TV: The Tonight Show Smackdown

The prospect of Ann Coulter and George Carlin on the same talk show couch had people salivating. I knew fireworks weren’t in the offing for three reasons.

1. It’s The Tonight Show. Nothing interesting ever happens on The Tonight Show.

2. Carlin doesn’t have to prove anything to anybody.

3. He is, at heart, a neighborhood Irish Catholic guy from New York. And one thing we’re taught is never be disrespectful to women in public.

Jay Leno isn’t the best interviewer, but he did ask Coulter if her caustic language about the 9/11 widows obscured her point. Because, like it or not, she has one. A small point, but a valid one. (John Tierney explicates it nicely in this piece behind the NY Times’ Select wall.)

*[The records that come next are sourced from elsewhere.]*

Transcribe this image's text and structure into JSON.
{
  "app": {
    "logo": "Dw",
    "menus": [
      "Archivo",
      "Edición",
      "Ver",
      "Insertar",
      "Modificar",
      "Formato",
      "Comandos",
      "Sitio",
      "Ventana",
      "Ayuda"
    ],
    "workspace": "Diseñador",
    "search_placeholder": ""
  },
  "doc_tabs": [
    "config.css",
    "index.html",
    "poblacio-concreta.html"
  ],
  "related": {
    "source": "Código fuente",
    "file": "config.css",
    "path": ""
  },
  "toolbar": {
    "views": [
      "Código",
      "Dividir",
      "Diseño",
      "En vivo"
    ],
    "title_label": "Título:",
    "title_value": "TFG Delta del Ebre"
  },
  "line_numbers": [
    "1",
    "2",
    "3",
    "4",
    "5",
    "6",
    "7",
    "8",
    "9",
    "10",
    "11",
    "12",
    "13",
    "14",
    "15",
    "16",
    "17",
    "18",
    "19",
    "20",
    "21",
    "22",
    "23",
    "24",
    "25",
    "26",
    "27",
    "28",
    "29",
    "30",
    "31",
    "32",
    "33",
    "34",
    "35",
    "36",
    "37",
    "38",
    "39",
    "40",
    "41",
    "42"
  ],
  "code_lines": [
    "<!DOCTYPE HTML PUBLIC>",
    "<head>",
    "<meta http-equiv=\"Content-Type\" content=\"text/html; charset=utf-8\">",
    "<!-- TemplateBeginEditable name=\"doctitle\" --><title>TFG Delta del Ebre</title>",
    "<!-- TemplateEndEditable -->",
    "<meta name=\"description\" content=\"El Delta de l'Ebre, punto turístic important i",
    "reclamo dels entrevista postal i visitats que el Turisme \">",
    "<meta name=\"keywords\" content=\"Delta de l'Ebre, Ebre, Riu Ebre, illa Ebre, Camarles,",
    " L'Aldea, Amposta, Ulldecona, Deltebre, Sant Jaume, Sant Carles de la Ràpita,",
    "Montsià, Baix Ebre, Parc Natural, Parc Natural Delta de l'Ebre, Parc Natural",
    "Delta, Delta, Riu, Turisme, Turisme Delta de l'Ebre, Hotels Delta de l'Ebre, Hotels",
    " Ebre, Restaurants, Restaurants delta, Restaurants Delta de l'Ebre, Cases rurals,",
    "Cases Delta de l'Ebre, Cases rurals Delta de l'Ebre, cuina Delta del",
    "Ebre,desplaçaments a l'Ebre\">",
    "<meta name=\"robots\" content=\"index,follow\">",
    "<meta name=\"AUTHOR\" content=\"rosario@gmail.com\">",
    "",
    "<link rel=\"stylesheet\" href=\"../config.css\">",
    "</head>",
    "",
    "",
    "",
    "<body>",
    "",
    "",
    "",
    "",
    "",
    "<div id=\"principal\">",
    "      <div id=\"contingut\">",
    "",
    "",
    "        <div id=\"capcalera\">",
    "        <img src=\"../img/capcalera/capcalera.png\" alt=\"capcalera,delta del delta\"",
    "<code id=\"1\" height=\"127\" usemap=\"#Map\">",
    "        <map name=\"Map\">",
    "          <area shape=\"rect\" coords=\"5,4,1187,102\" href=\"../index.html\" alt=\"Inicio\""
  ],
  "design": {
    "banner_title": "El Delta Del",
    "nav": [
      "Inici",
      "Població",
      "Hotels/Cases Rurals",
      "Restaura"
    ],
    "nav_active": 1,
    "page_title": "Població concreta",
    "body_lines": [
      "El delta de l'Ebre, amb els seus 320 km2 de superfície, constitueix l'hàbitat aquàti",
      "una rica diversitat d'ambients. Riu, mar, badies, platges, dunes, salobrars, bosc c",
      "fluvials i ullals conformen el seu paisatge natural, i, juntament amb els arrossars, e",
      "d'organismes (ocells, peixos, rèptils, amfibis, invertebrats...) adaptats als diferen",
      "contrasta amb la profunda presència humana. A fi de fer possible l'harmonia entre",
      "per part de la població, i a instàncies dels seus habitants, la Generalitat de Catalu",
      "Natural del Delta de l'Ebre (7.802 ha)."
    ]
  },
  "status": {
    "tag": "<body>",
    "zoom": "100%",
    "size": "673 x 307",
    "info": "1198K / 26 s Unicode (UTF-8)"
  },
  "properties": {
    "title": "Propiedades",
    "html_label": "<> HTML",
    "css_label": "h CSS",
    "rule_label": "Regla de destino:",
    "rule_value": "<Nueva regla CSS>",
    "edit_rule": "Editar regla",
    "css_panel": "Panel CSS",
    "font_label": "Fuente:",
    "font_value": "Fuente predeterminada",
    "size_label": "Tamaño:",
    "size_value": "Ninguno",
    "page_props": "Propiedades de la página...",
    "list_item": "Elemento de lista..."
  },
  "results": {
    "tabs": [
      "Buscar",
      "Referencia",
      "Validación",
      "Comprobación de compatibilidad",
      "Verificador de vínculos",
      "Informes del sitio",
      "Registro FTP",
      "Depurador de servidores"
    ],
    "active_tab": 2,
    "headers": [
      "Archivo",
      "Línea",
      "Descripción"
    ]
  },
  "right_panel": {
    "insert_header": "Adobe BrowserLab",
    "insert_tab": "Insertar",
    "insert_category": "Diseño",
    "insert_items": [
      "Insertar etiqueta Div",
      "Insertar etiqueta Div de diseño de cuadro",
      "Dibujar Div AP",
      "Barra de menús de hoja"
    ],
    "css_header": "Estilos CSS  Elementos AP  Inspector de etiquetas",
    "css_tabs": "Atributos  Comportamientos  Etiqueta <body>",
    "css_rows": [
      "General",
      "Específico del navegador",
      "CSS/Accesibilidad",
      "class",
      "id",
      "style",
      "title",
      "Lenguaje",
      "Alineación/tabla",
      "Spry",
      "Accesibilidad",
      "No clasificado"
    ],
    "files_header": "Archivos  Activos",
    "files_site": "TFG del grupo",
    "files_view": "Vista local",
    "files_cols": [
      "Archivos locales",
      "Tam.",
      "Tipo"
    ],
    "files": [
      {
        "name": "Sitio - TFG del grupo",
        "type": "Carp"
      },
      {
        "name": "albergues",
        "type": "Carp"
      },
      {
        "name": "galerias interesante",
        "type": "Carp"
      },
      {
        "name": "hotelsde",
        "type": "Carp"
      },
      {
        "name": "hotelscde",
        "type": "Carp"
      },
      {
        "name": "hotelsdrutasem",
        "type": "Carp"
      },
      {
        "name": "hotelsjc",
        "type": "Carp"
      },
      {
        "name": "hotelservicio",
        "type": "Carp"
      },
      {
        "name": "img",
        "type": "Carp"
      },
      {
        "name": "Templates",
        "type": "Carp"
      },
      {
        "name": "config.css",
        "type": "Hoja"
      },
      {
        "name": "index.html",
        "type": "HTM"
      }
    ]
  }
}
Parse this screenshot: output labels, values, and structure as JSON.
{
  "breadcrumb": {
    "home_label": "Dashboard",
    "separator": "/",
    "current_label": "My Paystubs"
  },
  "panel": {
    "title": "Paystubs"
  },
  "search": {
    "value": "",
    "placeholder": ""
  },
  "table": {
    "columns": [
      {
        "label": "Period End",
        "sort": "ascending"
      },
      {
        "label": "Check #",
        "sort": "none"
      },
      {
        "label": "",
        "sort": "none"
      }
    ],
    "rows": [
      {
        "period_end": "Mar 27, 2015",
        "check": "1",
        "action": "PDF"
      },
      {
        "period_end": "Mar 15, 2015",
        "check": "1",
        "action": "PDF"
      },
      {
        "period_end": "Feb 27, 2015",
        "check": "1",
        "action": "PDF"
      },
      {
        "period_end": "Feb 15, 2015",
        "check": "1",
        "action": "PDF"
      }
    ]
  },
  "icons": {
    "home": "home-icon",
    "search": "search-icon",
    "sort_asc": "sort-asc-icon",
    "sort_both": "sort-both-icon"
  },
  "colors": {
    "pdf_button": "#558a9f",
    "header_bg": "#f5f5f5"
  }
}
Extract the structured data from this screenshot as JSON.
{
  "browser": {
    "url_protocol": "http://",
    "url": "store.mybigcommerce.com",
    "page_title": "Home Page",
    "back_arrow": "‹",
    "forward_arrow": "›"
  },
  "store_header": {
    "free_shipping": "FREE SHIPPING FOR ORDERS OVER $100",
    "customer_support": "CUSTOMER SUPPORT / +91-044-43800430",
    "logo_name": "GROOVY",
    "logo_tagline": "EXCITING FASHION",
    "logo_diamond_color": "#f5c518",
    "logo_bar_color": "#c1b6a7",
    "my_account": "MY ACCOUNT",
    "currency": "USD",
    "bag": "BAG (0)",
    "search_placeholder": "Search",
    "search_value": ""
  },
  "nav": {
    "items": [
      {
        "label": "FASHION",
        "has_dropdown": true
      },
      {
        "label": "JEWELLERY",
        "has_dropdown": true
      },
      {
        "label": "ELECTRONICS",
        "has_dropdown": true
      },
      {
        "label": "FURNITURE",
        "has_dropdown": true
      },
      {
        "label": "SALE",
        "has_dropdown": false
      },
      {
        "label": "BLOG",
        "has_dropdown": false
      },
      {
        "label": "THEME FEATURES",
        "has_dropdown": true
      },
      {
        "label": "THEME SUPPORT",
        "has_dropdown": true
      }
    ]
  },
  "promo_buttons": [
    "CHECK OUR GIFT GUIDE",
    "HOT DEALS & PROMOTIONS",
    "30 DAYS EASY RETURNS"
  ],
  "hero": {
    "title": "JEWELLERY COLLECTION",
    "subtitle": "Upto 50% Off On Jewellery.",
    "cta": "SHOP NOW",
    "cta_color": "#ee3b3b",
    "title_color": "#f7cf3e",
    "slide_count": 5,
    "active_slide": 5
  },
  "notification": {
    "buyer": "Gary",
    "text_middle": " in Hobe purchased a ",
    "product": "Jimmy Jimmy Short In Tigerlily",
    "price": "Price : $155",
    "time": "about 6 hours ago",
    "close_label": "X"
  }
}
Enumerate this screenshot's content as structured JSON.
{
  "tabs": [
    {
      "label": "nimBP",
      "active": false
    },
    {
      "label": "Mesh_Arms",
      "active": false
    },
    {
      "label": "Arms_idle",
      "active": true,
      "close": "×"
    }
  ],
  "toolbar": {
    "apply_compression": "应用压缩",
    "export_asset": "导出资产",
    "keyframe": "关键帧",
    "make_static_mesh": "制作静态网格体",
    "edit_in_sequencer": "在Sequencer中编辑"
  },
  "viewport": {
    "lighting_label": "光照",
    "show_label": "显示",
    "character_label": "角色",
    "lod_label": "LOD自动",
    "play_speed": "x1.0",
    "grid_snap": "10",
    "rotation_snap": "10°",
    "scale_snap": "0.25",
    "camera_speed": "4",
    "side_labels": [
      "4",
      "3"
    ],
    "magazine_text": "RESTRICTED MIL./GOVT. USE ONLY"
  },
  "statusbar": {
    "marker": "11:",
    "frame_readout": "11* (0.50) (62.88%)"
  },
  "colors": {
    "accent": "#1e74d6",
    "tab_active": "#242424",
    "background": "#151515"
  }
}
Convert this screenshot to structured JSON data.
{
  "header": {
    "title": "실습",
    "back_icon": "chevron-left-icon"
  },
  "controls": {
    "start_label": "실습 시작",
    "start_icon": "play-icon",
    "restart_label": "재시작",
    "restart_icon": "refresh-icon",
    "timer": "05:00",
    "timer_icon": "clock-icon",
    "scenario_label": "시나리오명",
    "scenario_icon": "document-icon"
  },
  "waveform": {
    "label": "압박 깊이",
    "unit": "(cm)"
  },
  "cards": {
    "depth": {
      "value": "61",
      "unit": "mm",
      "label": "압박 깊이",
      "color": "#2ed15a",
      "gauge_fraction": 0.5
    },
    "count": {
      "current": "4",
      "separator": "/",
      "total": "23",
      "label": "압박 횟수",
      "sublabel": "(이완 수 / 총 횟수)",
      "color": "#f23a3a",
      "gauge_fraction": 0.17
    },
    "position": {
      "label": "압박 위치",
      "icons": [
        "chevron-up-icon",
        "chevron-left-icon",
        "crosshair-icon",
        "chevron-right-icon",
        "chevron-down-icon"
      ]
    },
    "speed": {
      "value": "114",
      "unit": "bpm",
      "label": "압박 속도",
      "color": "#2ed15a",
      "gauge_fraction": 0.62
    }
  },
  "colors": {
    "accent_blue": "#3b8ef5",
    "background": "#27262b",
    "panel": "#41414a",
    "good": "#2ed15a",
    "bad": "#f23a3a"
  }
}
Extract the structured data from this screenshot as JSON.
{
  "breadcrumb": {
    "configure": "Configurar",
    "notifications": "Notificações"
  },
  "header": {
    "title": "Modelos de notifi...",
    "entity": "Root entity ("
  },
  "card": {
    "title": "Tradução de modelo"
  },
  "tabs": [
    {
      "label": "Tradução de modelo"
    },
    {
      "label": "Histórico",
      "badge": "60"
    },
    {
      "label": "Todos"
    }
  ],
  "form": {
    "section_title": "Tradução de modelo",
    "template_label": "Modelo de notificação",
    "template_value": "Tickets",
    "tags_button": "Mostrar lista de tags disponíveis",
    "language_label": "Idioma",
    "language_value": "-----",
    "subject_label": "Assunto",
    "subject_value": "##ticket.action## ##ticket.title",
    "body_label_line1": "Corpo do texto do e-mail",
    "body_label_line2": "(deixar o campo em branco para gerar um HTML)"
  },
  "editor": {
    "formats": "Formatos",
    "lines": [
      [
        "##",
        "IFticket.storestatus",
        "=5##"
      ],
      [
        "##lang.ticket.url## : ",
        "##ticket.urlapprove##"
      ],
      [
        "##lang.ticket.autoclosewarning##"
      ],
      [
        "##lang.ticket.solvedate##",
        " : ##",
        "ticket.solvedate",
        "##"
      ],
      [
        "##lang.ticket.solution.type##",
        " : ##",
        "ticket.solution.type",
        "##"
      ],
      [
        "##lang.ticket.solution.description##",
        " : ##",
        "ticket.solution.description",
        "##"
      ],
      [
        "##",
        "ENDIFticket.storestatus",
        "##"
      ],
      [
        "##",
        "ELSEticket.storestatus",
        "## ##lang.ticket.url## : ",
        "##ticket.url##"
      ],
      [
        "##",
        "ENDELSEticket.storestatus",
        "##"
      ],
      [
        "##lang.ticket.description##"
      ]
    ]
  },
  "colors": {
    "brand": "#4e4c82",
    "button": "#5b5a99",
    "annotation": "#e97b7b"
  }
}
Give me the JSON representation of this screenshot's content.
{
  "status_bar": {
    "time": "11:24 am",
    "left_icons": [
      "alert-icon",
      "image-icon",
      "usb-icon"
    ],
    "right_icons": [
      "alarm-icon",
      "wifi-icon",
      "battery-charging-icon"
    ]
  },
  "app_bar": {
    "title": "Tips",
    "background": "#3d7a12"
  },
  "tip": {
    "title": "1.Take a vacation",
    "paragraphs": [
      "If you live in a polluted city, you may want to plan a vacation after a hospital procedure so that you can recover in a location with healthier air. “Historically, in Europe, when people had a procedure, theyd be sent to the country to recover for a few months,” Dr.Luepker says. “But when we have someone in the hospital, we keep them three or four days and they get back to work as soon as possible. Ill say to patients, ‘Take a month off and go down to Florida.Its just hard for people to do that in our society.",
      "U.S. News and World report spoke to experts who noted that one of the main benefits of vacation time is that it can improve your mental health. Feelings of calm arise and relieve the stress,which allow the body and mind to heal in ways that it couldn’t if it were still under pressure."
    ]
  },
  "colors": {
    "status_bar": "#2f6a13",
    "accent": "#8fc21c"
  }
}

Coulter replied by slamming the mainstream media and trumpeting her book’s sales figures. That rote response only lends credence to the charge – leveled by the Times’ David Carr and Andrew Sullivan, among many others – that she’s an empty provocateur who doesn’t believe what she says. Sullivan goes so far as to call her “a fictional character.”

And she is. She’s the anti-Stephen Colbert. He began as a comic figure who, in the wake of the White House Correspondents’ Dinner, became a force to be reckoned with. Coulter started as a semi-serious pundit and devolved into a joke. And not a funny one, based on her appearance last night.

Leno’s audience was on her side, though, which makes sense considering The Tonight Show’s demographics. Frankly, I was glad to see it. It makes for a nice change of pace from the crowds at The Daily Show and The Colbert Report. I’m a fan of both programs, but the self-love from those studio audiences grates on my nerves.

I only tuned in last night because my girl KT Tunstall was the musical guest. She engaged Coulter by taping a sign that read “This Machine Kills Fascists” to her guitar in tribute to Woody Guthrie. I never got that sentiment. I suppose if you swung, say, a Fender Stratocaster at the right angle you could take down a blackshirt. But that’s only one fascist. Unless the guitar broke in such a way that the neck could be used to stab another one, in which case you could get away with pluralizing. But that’s not a given. Those guitars are really well made.